# [What is expected]
Write the listing out again, exactly as it reads below.

# [Material to process]
::::

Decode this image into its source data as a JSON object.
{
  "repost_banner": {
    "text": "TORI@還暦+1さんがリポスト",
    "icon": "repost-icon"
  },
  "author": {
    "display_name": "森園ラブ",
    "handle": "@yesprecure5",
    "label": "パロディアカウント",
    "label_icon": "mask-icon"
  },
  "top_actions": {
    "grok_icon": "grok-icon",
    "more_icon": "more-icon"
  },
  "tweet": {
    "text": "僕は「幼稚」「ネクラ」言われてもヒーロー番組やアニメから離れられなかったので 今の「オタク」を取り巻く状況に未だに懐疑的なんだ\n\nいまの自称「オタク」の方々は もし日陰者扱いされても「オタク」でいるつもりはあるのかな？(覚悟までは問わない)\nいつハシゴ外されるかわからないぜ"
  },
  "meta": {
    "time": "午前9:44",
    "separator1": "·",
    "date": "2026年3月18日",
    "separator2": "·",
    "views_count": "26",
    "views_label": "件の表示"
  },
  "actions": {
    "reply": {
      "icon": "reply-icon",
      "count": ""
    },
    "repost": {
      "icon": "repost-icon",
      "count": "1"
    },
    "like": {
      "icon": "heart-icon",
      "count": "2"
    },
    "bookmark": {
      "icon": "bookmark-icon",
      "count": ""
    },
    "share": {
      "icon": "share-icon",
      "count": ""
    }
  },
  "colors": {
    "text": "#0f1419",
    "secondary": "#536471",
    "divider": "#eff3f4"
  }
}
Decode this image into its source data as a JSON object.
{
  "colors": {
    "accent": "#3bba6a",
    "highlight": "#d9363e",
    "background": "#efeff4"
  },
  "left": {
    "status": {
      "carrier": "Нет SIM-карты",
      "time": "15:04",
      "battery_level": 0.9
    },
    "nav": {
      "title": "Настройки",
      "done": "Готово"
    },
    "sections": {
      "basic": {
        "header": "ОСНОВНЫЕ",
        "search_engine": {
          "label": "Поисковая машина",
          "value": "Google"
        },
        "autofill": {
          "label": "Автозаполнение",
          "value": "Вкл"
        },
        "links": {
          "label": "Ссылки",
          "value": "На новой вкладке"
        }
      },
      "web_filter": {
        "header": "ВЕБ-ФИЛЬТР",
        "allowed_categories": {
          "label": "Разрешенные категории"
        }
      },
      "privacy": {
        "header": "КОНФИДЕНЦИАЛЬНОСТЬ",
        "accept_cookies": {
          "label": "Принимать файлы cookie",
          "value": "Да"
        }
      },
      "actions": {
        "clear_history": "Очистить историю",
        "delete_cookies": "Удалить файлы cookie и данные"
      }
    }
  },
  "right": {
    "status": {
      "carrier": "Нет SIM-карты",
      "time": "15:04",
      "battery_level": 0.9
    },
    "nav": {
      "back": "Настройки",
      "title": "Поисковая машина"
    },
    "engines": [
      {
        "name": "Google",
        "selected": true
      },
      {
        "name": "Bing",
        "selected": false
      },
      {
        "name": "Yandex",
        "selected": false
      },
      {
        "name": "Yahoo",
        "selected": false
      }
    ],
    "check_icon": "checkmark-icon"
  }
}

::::

# [Response]
Decode this image into its source data as a JSON object.
{
  "repost_banner": {
    "text": "TORI@還暦+1さんがリポスト",
    "icon": "repost-icon"
  },
  "author": {
    "display_name": "森園ラブ",
    "handle": "@yesprecure5",
    "label": "パロディアカウント",
    "label_icon": "mask-icon"
  },
  "top_actions": {
    "grok_icon": "grok-icon",
    "more_icon": "more-icon"
  },
  "tweet": {
    "text": "僕は「幼稚」「ネクラ」言われてもヒーロー番組やアニメから離れられなかったので 今の「オタク」を取り巻く状況に未だに懐疑的なんだ\n\nいまの自称「オタク」の方々は もし日陰者扱いされても「オタク」でいるつもりはあるのかな？(覚悟までは問わない)\nいつハシゴ外されるかわからないぜ"
  },
  "meta": {
    "time": "午前9:44",
    "separator1": "·",
    "date": "2026年3月18日",
    "separator2": "·",
    "views_count": "26",
    "views_label": "件の表示"
  },
  "actions": {
    "reply": {
      "icon": "reply-icon",
      "count": ""
    },
    "repost": {
      "icon": "repost-icon",
      "count": "1"
    },
    "like": {
      "icon": "heart-icon",
      "count": "2"
    },
    "bookmark": {
      "icon": "bookmark-icon",
      "count": ""
    },
    "share": {
      "icon": "share-icon",
      "count": ""
    }
  },
  "colors": {
    "text": "#0f1419",
    "secondary": "#536471",
    "divider": "#eff3f4"
  }
}
Decode this image into its source data as a JSON object.
{
  "colors": {
    "accent": "#3bba6a",
    "highlight": "#d9363e",
    "background": "#efeff4"
  },
  "left": {
    "status": {
      "carrier": "Нет SIM-карты",
      "time": "15:04",
      "battery_level": 0.9
    },
    "nav": {
      "title": "Настройки",
      "done": "Готово"
    },
    "sections": {
      "basic": {
        "header": "ОСНОВНЫЕ",
        "search_engine": {
          "label": "Поисковая машина",
          "value": "Google"
        },
        "autofill": {
          "label": "Автозаполнение",
          "value": "Вкл"
        },
        "links": {
          "label": "Ссылки",
          "value": "На новой вкладке"
        }
      },
      "web_filter": {
        "header": "ВЕБ-ФИЛЬТР",
        "allowed_categories": {
          "label": "Разрешенные категории"
        }
      },
      "privacy": {
        "header": "КОНФИДЕНЦИАЛЬНОСТЬ",
        "accept_cookies": {
          "label": "Принимать файлы cookie",
          "value": "Да"
        }
      },
      "actions": {
        "clear_history": "Очистить историю",
        "delete_cookies": "Удалить файлы cookie и данные"
      }
    }
  },
  "right": {
    "status": {
      "carrier": "Нет SIM-карты",
      "time": "15:04",
      "battery_level": 0.9
    },
    "nav": {
      "back": "Настройки",
      "title": "Поисковая машина"
    },
    "engines": [
      {
        "name": "Google",
        "selected": true
      },
      {
        "name": "Bing",
        "selected": false
      },
      {
        "name": "Yandex",
        "selected": false
      },
      {
        "name": "Yahoo",
        "selected": false
      }
    ],
    "check_icon": "checkmark-icon"
  }
}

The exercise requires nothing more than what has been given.